Battle of Monday Hollow
The opposing forces at Monday Hollow were the advance of an expedition under Colonel John B. Wyman and party of about 500 or 600 rebels under Missouri State Guard colonel William W. Summers and/or MSG colonel Myscall Johnson. Wyman was on his way from Rolla to Linn Creek to hook up with other Union forces in central Missouri under General John C. Fremont that were then on their way to southwest Missouri. The rebels were mostly from General M.M. Parsons' 6th Division of the Missouri State Guard, and they were probably on their way home, since most of them were from Camden, Maries, and surrounding counties. After winning the Battle of Lexington, General Sterling Price's Missouri State Guard had started south at the end of September from Lexington, headed for southwest Missouri, and the men under Summers and Johnson had probably left Price during or after the march south.
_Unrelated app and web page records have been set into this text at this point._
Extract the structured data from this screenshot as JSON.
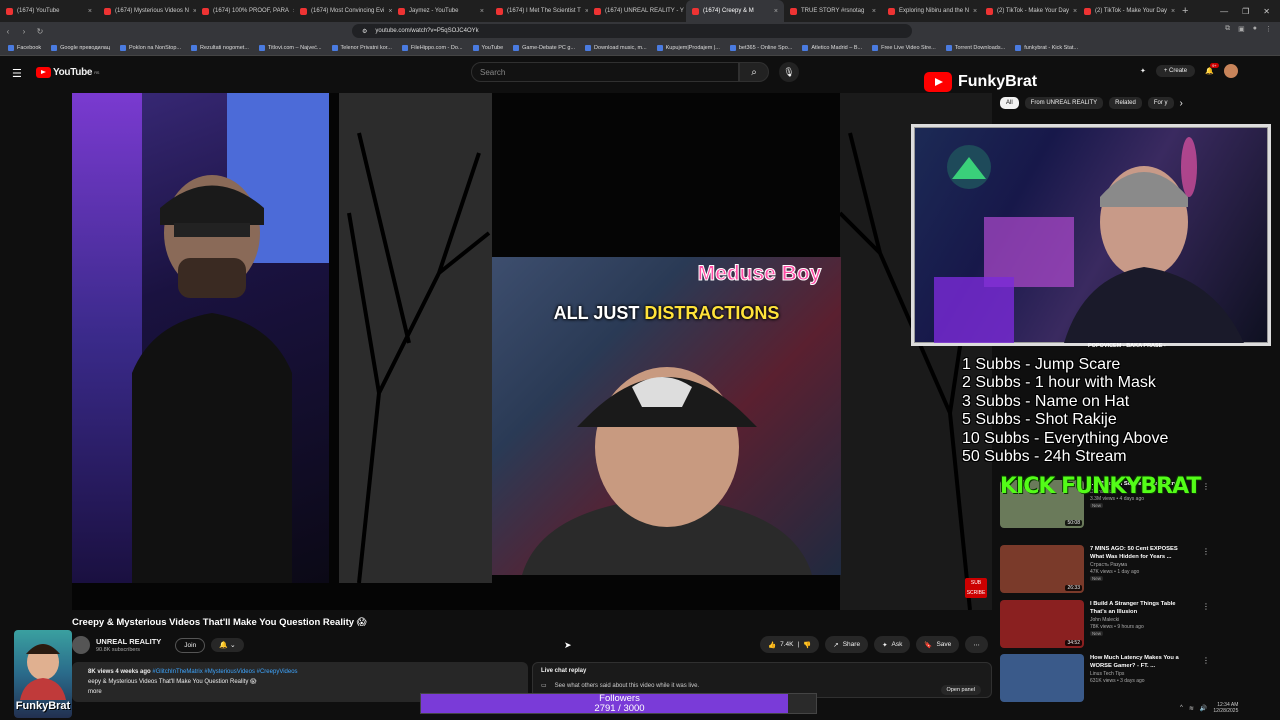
{
  "browser": {
    "tabs": [
      {
        "label": "(1674) YouTube",
        "active": false
      },
      {
        "label": "(1674) Mysterious Videos N",
        "active": false
      },
      {
        "label": "(1674) 100% PROOF, PARA",
        "active": false
      },
      {
        "label": "(1674) Most Convincing Evi",
        "active": false
      },
      {
        "label": "Jaymez - YouTube",
        "active": false
      },
      {
        "label": "(1674) I Met The Scientist T",
        "active": false
      },
      {
        "label": "(1674) UNREAL REALITY - Y",
        "active": false
      },
      {
        "label": "(1674) Creepy & M",
        "active": true
      },
      {
        "label": "TRUE STORY #rsnotag",
        "active": false
      },
      {
        "label": "Exploring Nibiru and the N",
        "active": false
      },
      {
        "label": "(2) TikTok - Make Your Day",
        "active": false
      },
      {
        "label": "(2) TikTok - Make Your Day",
        "active": false
      }
    ],
    "new_tab": "+",
    "url": "youtube.com/watch?v=P5qSOJC4OYk",
    "bookmarks": [
      "Facebook",
      "Google преводилац",
      "Poklon na NonStop...",
      "Rezultati nogomet...",
      "Titlovi.com – Najveć...",
      "Telenor Privatni kor...",
      "FileHippo.com - Do...",
      "YouTube",
      "Game-Debate PC g...",
      "Download music, m...",
      "Kupujem|Prodajem |...",
      "bet365 - Online Spo...",
      "Atletico Madrid – B...",
      "Free Live Video Stre...",
      "Torrent Downloads...",
      "funkybrat - Kick Stat..."
    ]
  },
  "youtube": {
    "logo_text": "YouTube",
    "logo_region": "RS",
    "search_placeholder": "Search",
    "create_label": "Create",
    "notif_count": "9+",
    "video_title": "Creepy & Mysterious Videos That'll Make You Question Reality 😱",
    "channel_name": "UNREAL REALITY",
    "channel_subs": "90.8K subscribers",
    "join_label": "Join",
    "likes": "7.4K",
    "share_label": "Share",
    "ask_label": "Ask",
    "save_label": "Save",
    "desc_stats": "8K views  4 weeks ago",
    "desc_tags": "#GlitchInTheMatrix #MysteriousVideos #CreepyVideos",
    "desc_line2": "eepy & Mysterious Videos That'll Make You Question Reality 😱",
    "desc_more": "more",
    "live_chat_title": "Live chat replay",
    "live_chat_sub": "See what others said about this video while it was live.",
    "open_panel": "Open panel",
    "chips": [
      {
        "label": "All",
        "selected": true
      },
      {
        "label": "From UNREAL REALITY",
        "selected": false
      },
      {
        "label": "Related",
        "selected": false
      },
      {
        "label": "For y",
        "selected": false
      }
    ]
  },
  "overlay": {
    "caption_top": "Meduse Boy",
    "caption_main_a": "ALL JUST ",
    "caption_main_b": "DISTRACTIONS",
    "sub_badge": "SUB SCRIBE",
    "funky_banner": "FunkyBrat",
    "rec_overlay_title": "POPOVICEM - BAKA PRASE -",
    "sub_goals": [
      "1 Subbs - Jump Scare",
      "2 Subbs - 1 hour with Mask",
      "3 Subbs - Name on Hat",
      "5 Subbs - Shot Rakije",
      "10 Subbs - Everything Above",
      "50 Subbs - 24h Stream"
    ],
    "kick_logo": "KICK FUNKYBRAT",
    "corner_logo_text": "FunkyBrat",
    "followers_label": "Followers",
    "followers_count": "2791 / 3000",
    "followers_fraction": 0.9303
  },
  "recommendations": [
    {
      "title": "...'s Body In Soldier's Bedroom",
      "channel": "Dr Insanity",
      "meta": "3.3M views • 4 days ago",
      "badge": "New",
      "duration": "50:08",
      "color": "#6a7a5a"
    },
    {
      "title": "7 MINS AGO: 50 Cent EXPOSES What Was Hidden for Years ...",
      "channel": "Страсть Разума",
      "meta": "47K views • 1 day ago",
      "badge": "New",
      "duration": "26:33",
      "color": "#7a3a2a"
    },
    {
      "title": "I Build A Stranger Things Table That's an Illusion",
      "channel": "John Malecki",
      "meta": "78K views • 9 hours ago",
      "badge": "New",
      "duration": "34:52",
      "color": "#8a2020"
    },
    {
      "title": "How Much Latency Makes You a WORSE Gamer? - FT. ...",
      "channel": "Linus Tech Tips",
      "meta": "631K views • 3 days ago",
      "badge": "",
      "duration": "",
      "color": "#3a5a8a"
    }
  ],
  "system": {
    "time": "12:34 AM",
    "date": "12/28/2025"
  }
}
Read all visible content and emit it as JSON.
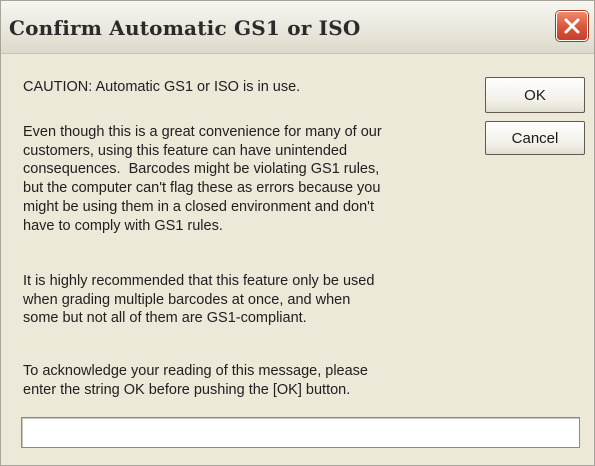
{
  "dialog": {
    "title": "Confirm Automatic GS1 or ISO",
    "caution": "CAUTION: Automatic GS1 or ISO is in use.",
    "paragraph1_lines": [
      "Even though this is a great convenience for many of our",
      "customers, using this feature can have unintended",
      "consequences.  Barcodes might be violating GS1 rules,",
      "but the computer can't flag these as errors because you",
      "might be using them in a closed environment and don't",
      "have to comply with GS1 rules."
    ],
    "paragraph2_lines": [
      "It is highly recommended that this feature only be used",
      "when grading multiple barcodes at once, and when",
      "some but not all of them are GS1-compliant."
    ],
    "paragraph3_lines": [
      "To acknowledge your reading of this message, please",
      "enter the string OK before pushing the [OK] button."
    ],
    "ok_label": "OK",
    "cancel_label": "Cancel",
    "input_value": ""
  },
  "icons": {
    "close": "close-icon"
  },
  "colors": {
    "dialog_background": "#ece9d8",
    "close_button": "#d8553a"
  }
}
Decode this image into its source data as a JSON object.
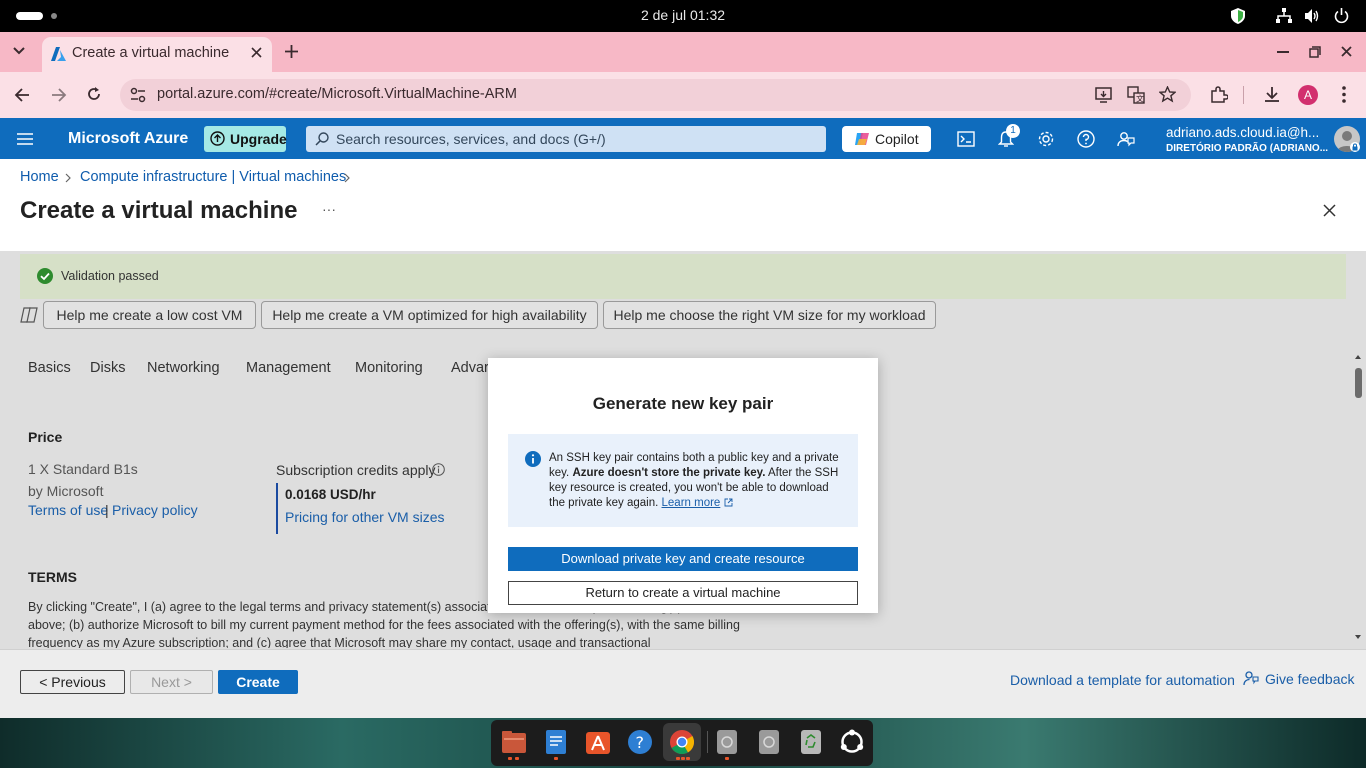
{
  "os": {
    "clock": "2 de jul  01:32"
  },
  "browser": {
    "tab_title": "Create a virtual machine",
    "url": "portal.azure.com/#create/Microsoft.VirtualMachine-ARM",
    "profile_initial": "A"
  },
  "azure": {
    "brand": "Microsoft Azure",
    "upgrade": "Upgrade",
    "search_placeholder": "Search resources, services, and docs (G+/)",
    "copilot": "Copilot",
    "notifications_count": "1",
    "user_email": "adriano.ads.cloud.ia@h...",
    "user_directory": "DIRETÓRIO PADRÃO (ADRIANO..."
  },
  "breadcrumb": {
    "home": "Home",
    "parent": "Compute infrastructure | Virtual machines"
  },
  "page": {
    "title": "Create a virtual machine",
    "more": "···"
  },
  "validation": "Validation passed",
  "help_buttons": [
    "Help me create a low cost VM",
    "Help me create a VM optimized for high availability",
    "Help me choose the right VM size for my workload"
  ],
  "tabs": [
    "Basics",
    "Disks",
    "Networking",
    "Management",
    "Monitoring",
    "Advar"
  ],
  "price": {
    "heading": "Price",
    "sku": "1 X Standard B1s",
    "publisher": "by Microsoft",
    "terms_link": "Terms of use",
    "separator": "|",
    "privacy_link": "Privacy policy",
    "credits": "Subscription credits apply",
    "rate": "0.0168 USD/hr",
    "pricing_link": "Pricing for other VM sizes"
  },
  "terms": {
    "heading": "TERMS",
    "text": "By clicking \"Create\", I (a) agree to the legal terms and privacy statement(s) associated with the Marketplace offering(s) listed above; (b) authorize Microsoft to bill my current payment method for the fees associated with the offering(s), with the same billing frequency as my Azure subscription; and (c) agree that Microsoft may share my contact, usage and transactional"
  },
  "actions": {
    "previous": "< Previous",
    "next": "Next >",
    "create": "Create",
    "download_template": "Download a template for automation",
    "feedback": "Give feedback"
  },
  "modal": {
    "title": "Generate new key pair",
    "info_part1": "An SSH key pair contains both a public key and a private key. ",
    "info_bold": "Azure doesn't store the private key.",
    "info_part2": " After the SSH key resource is created, you won't be able to download the private key again. ",
    "learn_more": "Learn more",
    "primary_button": "Download private key and create resource",
    "secondary_button": "Return to create a virtual machine"
  },
  "colors": {
    "azure_blue": "#0f6cbd",
    "browser_tab": "#f7b8c6",
    "upgrade_badge": "#a5e9e5",
    "validation_green": "#2e8b2e"
  }
}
Learning of Wyman's approach, the rebels drew up in a line of battle on a hillside overlooking the road the Union soldiers would have to pass. A wagon train hauling Union soldiers who had been wounded at Wilson's Creek happened along from the opposite direction (on its way from Springfield to Rolla) and was not allowed to pass. The Southerners and the convalescent Union soldiers reportedly exchanged a few jeers as the rebels waited to launch their attack on the approaching soldiers under Wyman. The rebels supposedly laughed that there would soon be a few more wounded Federals to haul to Rolla.
Meanwhile, Wyman's advance under Major Clark Wright learned of the presence of a Southern force in the area, and Wright sent two companies of cavalry under Captains Theodore Switzler and Bacon Montgomery to engage the enemy until reinforcements could come up. Switzler and Montgomery reportedly came up over the hill from behind the rebels, taking them by total surprise, and putting them to flight. Although outnumbered, the Union soldiers pursued the rebels a number of miles, shooting them down left and right. The number of rebels killed was variously reported at 12, 27, and 39 in the immediate aftermath of the action. A later report upped the estimate to 62, while only one Union soldier was supposedly killed.
That's the Union side, and it may well be true to a large extent. Then again, it may be a considerable exaggeration. But we don't know, because, as far as I know, there is no account of this episode written from the Southern side.